= Task input =
☆ ☆ ☆ ☆ ☆ ☆ ☆
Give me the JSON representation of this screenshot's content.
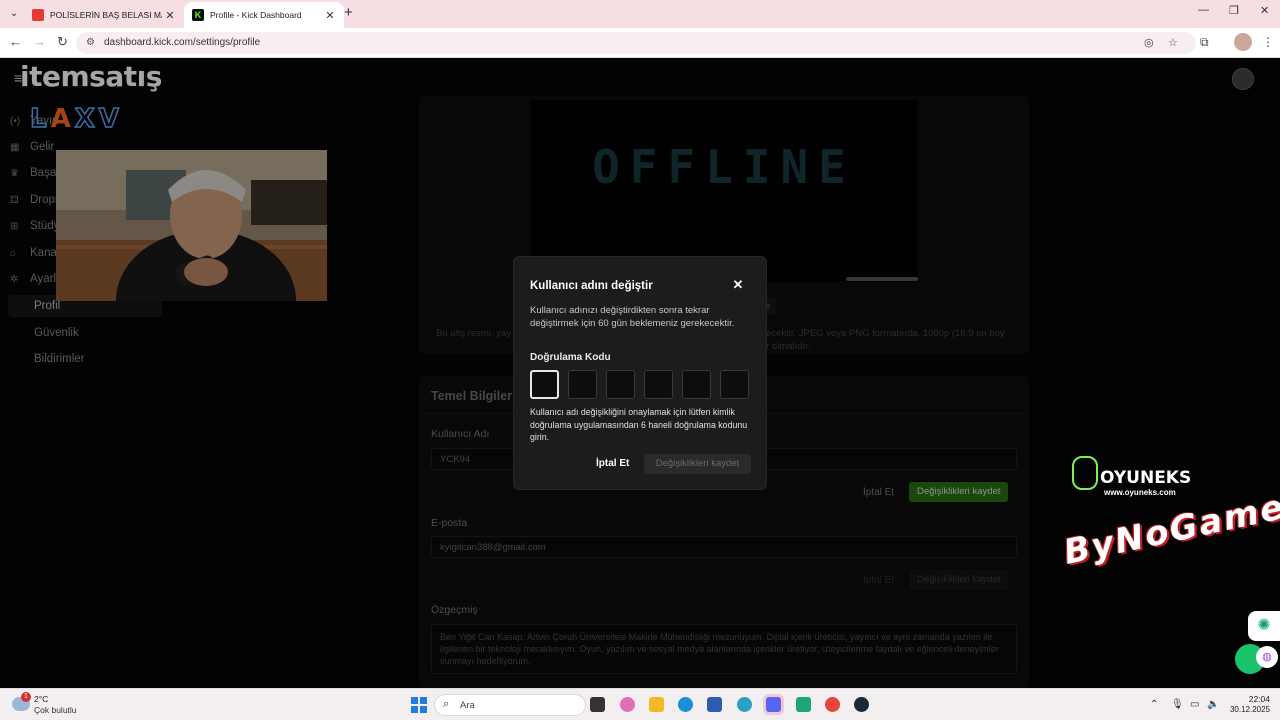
{
  "browser": {
    "tabs": [
      {
        "title": "POLİSLERİN BAŞ BELASI MAHMU",
        "icon": "youtube-icon"
      },
      {
        "title": "Profile - Kick Dashboard",
        "icon": "kick-icon"
      }
    ],
    "new_tab": "+",
    "url": "dashboard.kick.com/settings/profile"
  },
  "sidebar": {
    "items": [
      {
        "label": "Yayın",
        "icon": "broadcast-icon"
      },
      {
        "label": "Gelir",
        "icon": "chart-icon"
      },
      {
        "label": "Başarılar",
        "icon": "trophy-icon"
      },
      {
        "label": "Drops",
        "icon": "drops-icon"
      },
      {
        "label": "Stüdyo",
        "icon": "studio-icon"
      },
      {
        "label": "Kanal",
        "icon": "channel-icon"
      },
      {
        "label": "Ayarlar",
        "icon": "gear-icon"
      }
    ],
    "sub_items": [
      {
        "label": "Profil"
      },
      {
        "label": "Güvenlik"
      },
      {
        "label": "Bildirimler"
      }
    ]
  },
  "overlays": {
    "logo": "itemsatış",
    "laxv_l": "L",
    "laxv_a": "A",
    "laxv_xv": "XV",
    "oyuneks": "OYUNEKS",
    "oyuneks_url": "www.oyuneks.com",
    "bynogame": "ByNoGame"
  },
  "offline_banner": {
    "text": "OFFLINE"
  },
  "profile_page": {
    "banner_note_left": "Bu afiş resmi, yay",
    "banner_note_right": "ecektir. JPEG veya PNG formatında, 1080p (16:9 en boy",
    "banner_note_right2": "r olmalıdır.",
    "banner_btn_fragment": "le",
    "section_title": "Temel Bilgiler",
    "username_label": "Kullanıcı Adı",
    "username_value": "YCK94",
    "cancel": "İptal Et",
    "save": "Değişiklikleri kaydet",
    "email_label": "E-posta",
    "email_value": "kyigitcan388@gmail.com",
    "bio_label": "Özgeçmiş",
    "bio_value": "Ben Yiğit Can Kasap. Artvin Çoruh Üniversitesi Makine Mühendisliği mezunuyum. Dijital içerik üreticisi, yayıncı ve aynı zamanda yazılım ile ilgilenen bir teknoloji meraklısıyım. Oyun, yazılım ve sosyal medya alanlarında içerikler üretiyor; izleyicilerime faydalı ve eğlenceli deneyimler sunmayı hedefliyorum."
  },
  "modal": {
    "title": "Kullanıcı adını değiştir",
    "description": "Kullanıcı adınızı değiştirdikten sonra tekrar değiştirmek için 60 gün beklemeniz gerekecektir.",
    "code_label": "Doğrulama Kodu",
    "help": "Kullanıcı adı değişikliğini onaylamak için lütfen kimlik doğrulama uygulamasından 6 haneli doğrulama kodunu girin.",
    "cancel": "İptal Et",
    "save": "Değişiklikleri kaydet"
  },
  "taskbar": {
    "badge": "1",
    "temperature": "2°C",
    "condition": "Çok bulutlu",
    "search_placeholder": "Ara",
    "time": "22:04",
    "date": "30.12.2025"
  }
}
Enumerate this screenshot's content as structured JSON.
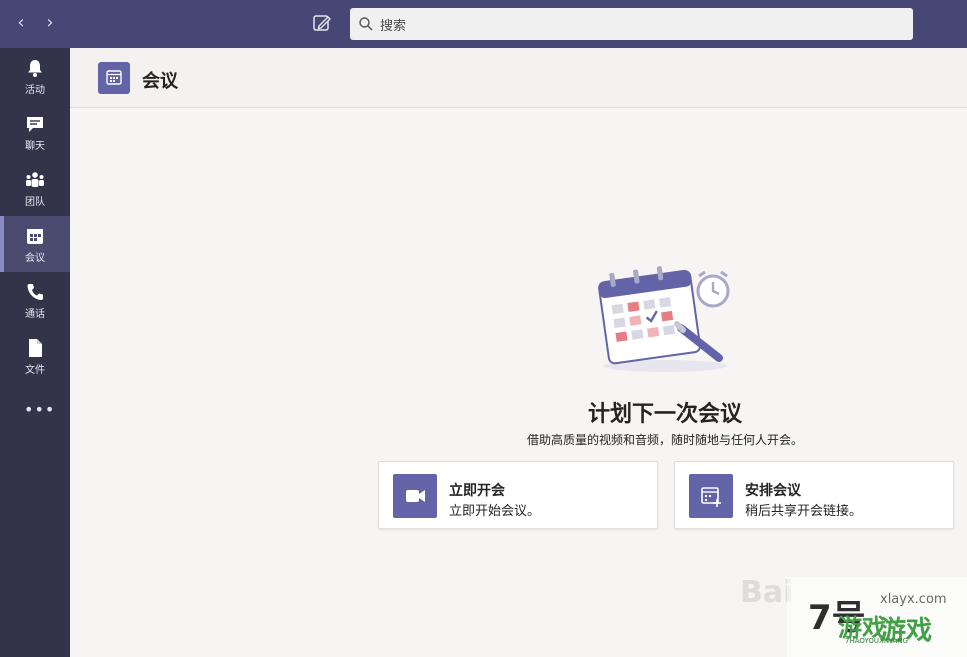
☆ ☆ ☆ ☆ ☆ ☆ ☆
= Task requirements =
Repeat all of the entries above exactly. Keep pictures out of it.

= Answer box =
Give me the JSON representation of this screenshot's content.
{
  "browser": {
    "tabs": [
      {
        "title": "POLİSLERİN BAŞ BELASI MAHMU",
        "icon": "youtube-icon"
      },
      {
        "title": "Profile - Kick Dashboard",
        "icon": "kick-icon"
      }
    ],
    "new_tab": "+",
    "url": "dashboard.kick.com/settings/profile"
  },
  "sidebar": {
    "items": [
      {
        "label": "Yayın",
        "icon": "broadcast-icon"
      },
      {
        "label": "Gelir",
        "icon": "chart-icon"
      },
      {
        "label": "Başarılar",
        "icon": "trophy-icon"
      },
      {
        "label": "Drops",
        "icon": "drops-icon"
      },
      {
        "label": "Stüdyo",
        "icon": "studio-icon"
      },
      {
        "label": "Kanal",
        "icon": "channel-icon"
      },
      {
        "label": "Ayarlar",
        "icon": "gear-icon"
      }
    ],
    "sub_items": [
      {
        "label": "Profil"
      },
      {
        "label": "Güvenlik"
      },
      {
        "label": "Bildirimler"
      }
    ]
  },
  "overlays": {
    "logo": "itemsatış",
    "laxv_l": "L",
    "laxv_a": "A",
    "laxv_xv": "XV",
    "oyuneks": "OYUNEKS",
    "oyuneks_url": "www.oyuneks.com",
    "bynogame": "ByNoGame"
  },
  "offline_banner": {
    "text": "OFFLINE"
  },
  "profile_page": {
    "banner_note_left": "Bu afiş resmi, yay",
    "banner_note_right": "ecektir. JPEG veya PNG formatında, 1080p (16:9 en boy",
    "banner_note_right2": "r olmalıdır.",
    "banner_btn_fragment": "le",
    "section_title": "Temel Bilgiler",
    "username_label": "Kullanıcı Adı",
    "username_value": "YCK94",
    "cancel": "İptal Et",
    "save": "Değişiklikleri kaydet",
    "email_label": "E-posta",
    "email_value": "kyigitcan388@gmail.com",
    "bio_label": "Özgeçmiş",
    "bio_value": "Ben Yiğit Can Kasap. Artvin Çoruh Üniversitesi Makine Mühendisliği mezunuyum. Dijital içerik üreticisi, yayıncı ve aynı zamanda yazılım ile ilgilenen bir teknoloji meraklısıyım. Oyun, yazılım ve sosyal medya alanlarında içerikler üretiyor; izleyicilerime faydalı ve eğlenceli deneyimler sunmayı hedefliyorum."
  },
  "modal": {
    "title": "Kullanıcı adını değiştir",
    "description": "Kullanıcı adınızı değiştirdikten sonra tekrar değiştirmek için 60 gün beklemeniz gerekecektir.",
    "code_label": "Doğrulama Kodu",
    "help": "Kullanıcı adı değişikliğini onaylamak için lütfen kimlik doğrulama uygulamasından 6 haneli doğrulama kodunu girin.",
    "cancel": "İptal Et",
    "save": "Değişiklikleri kaydet"
  },
  "taskbar": {
    "badge": "1",
    "temperature": "2°C",
    "condition": "Çok bulutlu",
    "search_placeholder": "Ara",
    "time": "22:04",
    "date": "30.12.2025"
  }
}
Enumerate this screenshot's content as structured JSON.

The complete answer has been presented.